SsP@PGWD?C?G?G?E?@??H?@??Ag?C_?AS SsP@PGWC_G?G?G?E?@??H?@??Ag?C_?AS SsP@PGWC?G_Q?O?G?@??G??g?AO?BG?Ao SsP@PGWC?G?R?O?G?A??O??g?AO?BG?Ao SsP@P?WC_I?_?O?I?A??K?@??Ag?AO?@c SsP@P?OC?O?c@C?_?K?A_?B??I??BG?Ao
Obviously, this format is not human-readable so it is necessary to have a program to read it. For graph theory researchers who are serious computer users, the best thing to do is to invest the time necessary to set up the full nauty package available from Brendan McKay.
For sparse graphs, there is a related format called sparse6 which can be mixed with graph6 at will - the reader will figure out which format it is being asked to read. The sparse format is vital for storing things like large cubic graphs in a moderate amount of space.
However, for those without the time or inclination to install the full nauty package, there is a standalone graph reader, which is suitable for both graph6 and the new sparse6 format. The source code showg.c is written in C and (should) compile on almost any machine with a C compiler simply by using the command gcc -o showg showg.c. Please let either of us know if you have any problems compiling it, giving as much information about the computer, operating system and compiler as possible.
Help on showg is available by typing showg -help, and you will get the following screen
Usage: showg [-p#:#l#o#Ftq] [-a|-A|-c|-d|-e] [infile [outfile]] Write graphs in human-readable format. infile is the input file in graph6 or sparse6 format outfile is the output file Defaults are standard input and standard output. -p#, -p#:#, -p#-# : only display one graph or a sequence of graphs. The first graph is number 1. A second number which is empty or zero means infinity. -a : write the adjacency matrix -A : same as -a with a space between entries -d : write output to satisfy dreadnaut -c : write compact dreadnaut form with minimal line-breaks -e : write a list of edges, preceded by the order and the number of edges -o# : specify number of first vertex (default is 0) -t : write upper triangle only (affects -a, -A, -d and default) -F : write a form-feed after each graph except the last -l# : specify screen width limit (default 78, 0 means no limit) This is not currently implemented with -a or -A. -q : suppress auxiliary output -a, -A, -c, -d and -e are incompatible.
Suppose you have downloaded the file snark20_cyc4.g6 containing the 20 vertex snarks in g6 format.
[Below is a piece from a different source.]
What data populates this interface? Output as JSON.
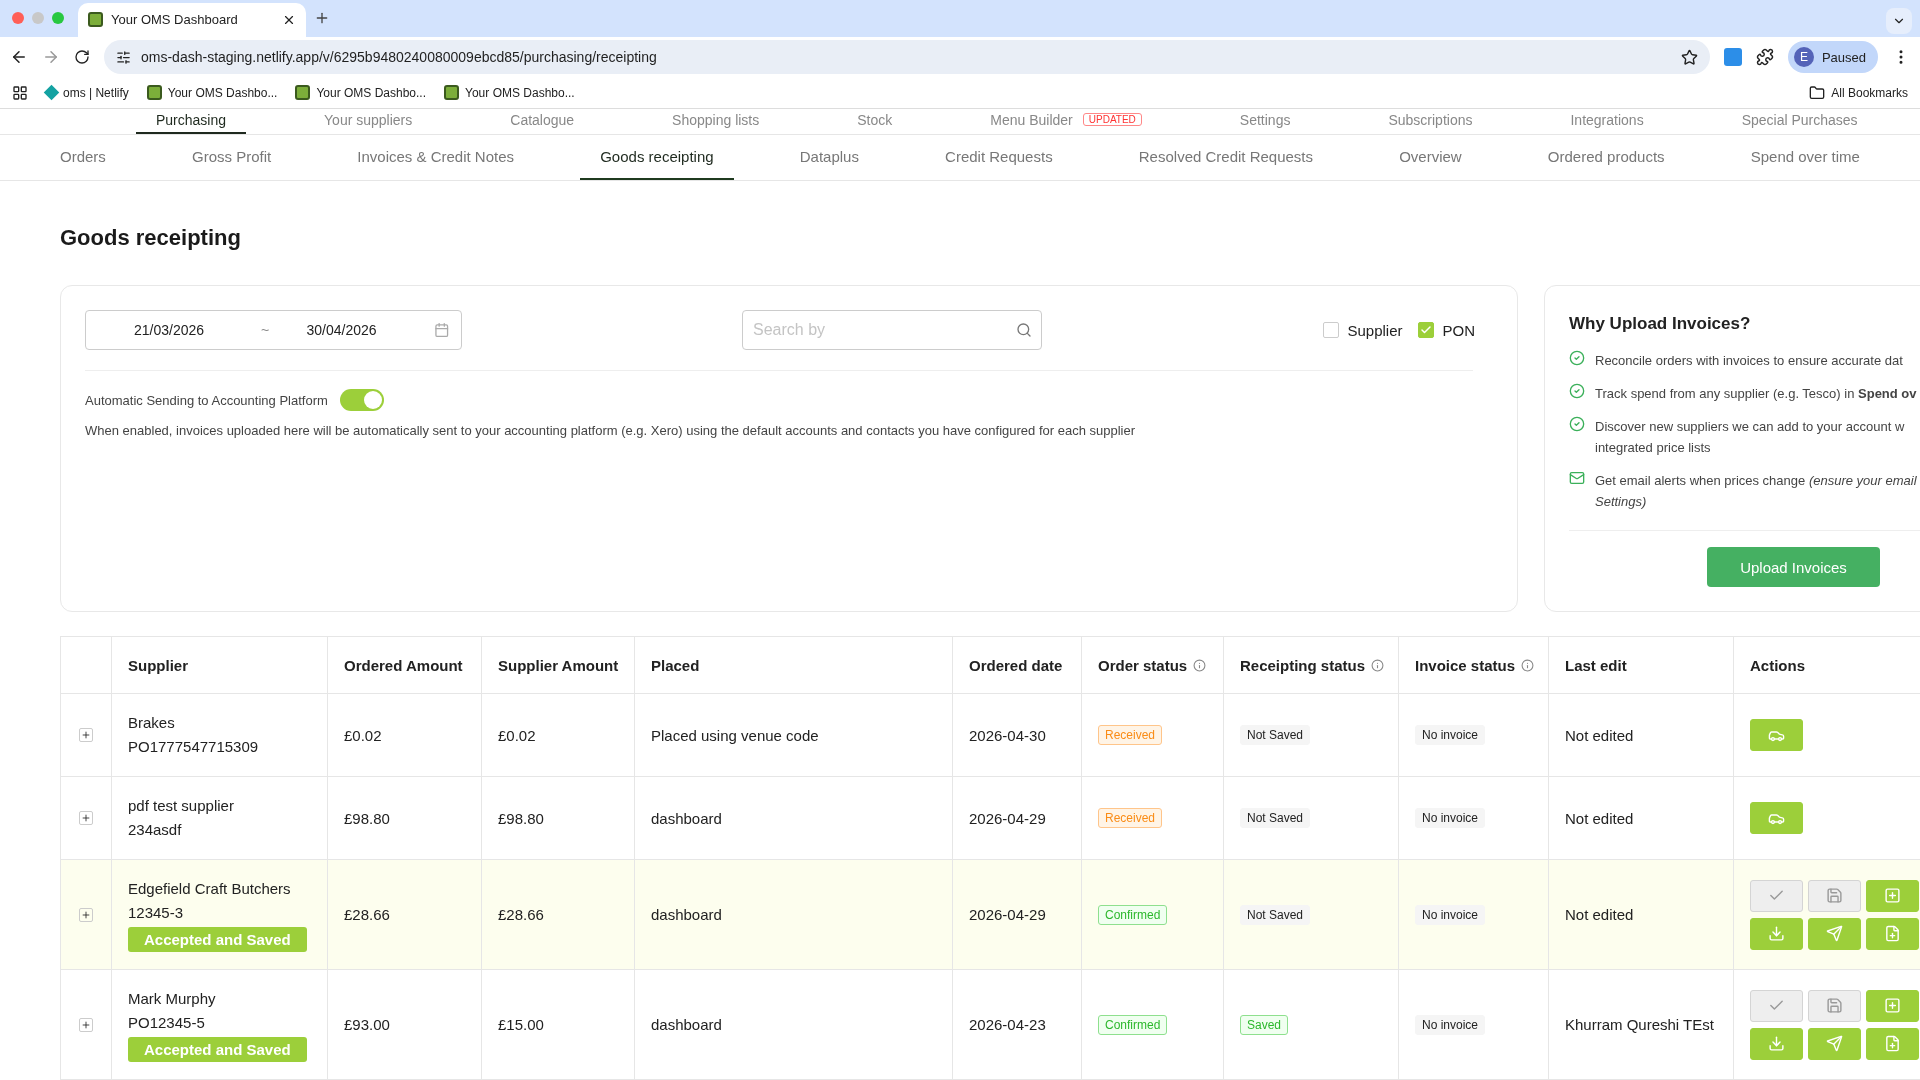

Here are some sample ways in which you can view the graphs, or prepare them for further computer processing in your preferred format.
The program showg was written by Brendan McKay.